• _PROVIDED DATA_:
=====
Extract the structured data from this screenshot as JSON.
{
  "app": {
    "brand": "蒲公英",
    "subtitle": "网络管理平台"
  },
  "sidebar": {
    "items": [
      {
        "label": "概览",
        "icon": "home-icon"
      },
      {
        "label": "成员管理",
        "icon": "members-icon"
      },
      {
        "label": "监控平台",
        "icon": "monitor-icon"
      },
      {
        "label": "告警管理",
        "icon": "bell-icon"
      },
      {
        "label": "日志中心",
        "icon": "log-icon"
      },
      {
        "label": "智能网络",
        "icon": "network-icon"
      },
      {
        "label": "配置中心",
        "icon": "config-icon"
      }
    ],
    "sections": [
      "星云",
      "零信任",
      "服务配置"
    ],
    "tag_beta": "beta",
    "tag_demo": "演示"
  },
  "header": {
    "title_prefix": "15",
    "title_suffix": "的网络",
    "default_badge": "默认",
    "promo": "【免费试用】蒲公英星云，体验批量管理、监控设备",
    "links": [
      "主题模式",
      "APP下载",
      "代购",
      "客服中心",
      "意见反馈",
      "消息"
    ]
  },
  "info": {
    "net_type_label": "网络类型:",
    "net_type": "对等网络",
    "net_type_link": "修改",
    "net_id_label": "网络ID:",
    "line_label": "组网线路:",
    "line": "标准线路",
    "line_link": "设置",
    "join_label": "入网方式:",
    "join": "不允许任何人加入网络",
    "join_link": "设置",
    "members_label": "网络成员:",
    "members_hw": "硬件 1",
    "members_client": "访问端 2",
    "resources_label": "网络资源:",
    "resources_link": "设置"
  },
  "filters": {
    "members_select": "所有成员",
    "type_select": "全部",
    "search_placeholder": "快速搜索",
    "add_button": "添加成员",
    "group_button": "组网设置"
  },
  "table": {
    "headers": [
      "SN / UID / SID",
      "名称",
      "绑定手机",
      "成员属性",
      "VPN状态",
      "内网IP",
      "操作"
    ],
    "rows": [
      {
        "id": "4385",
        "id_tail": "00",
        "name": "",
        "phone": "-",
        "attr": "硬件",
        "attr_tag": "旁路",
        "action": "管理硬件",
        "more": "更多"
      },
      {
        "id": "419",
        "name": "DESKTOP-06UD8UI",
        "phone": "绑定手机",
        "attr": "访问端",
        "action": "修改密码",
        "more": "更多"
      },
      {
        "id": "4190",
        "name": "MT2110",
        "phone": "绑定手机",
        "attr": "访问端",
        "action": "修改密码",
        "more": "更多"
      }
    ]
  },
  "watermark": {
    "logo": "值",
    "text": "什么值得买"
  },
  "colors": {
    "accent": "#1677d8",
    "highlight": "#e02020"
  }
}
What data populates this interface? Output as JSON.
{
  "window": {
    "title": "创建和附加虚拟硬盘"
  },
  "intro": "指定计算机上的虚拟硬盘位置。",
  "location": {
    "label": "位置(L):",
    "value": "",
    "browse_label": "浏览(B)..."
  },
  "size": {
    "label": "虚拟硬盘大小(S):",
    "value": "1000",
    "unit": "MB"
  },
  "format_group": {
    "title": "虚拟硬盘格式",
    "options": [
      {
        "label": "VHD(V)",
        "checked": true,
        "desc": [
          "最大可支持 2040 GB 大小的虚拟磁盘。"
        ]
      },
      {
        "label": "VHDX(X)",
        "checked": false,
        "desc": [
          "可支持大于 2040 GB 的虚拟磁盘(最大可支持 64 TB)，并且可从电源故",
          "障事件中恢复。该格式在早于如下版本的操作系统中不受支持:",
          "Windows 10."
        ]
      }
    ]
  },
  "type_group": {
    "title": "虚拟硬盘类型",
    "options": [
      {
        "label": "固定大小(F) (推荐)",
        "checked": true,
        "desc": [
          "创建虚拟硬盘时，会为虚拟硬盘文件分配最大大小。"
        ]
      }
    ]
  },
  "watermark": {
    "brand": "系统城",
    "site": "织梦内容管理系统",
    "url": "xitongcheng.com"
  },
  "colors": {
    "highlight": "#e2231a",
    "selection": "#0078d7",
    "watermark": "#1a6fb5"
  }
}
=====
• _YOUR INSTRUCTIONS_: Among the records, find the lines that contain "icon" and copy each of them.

• _SOLUTION FOR THIS EXERCISE_:
        "icon": "home-icon"
        "icon": "members-icon"
        "icon": "monitor-icon"
        "icon": "bell-icon"
        "icon": "log-icon"
        "icon": "network-icon"
        "icon": "config-icon"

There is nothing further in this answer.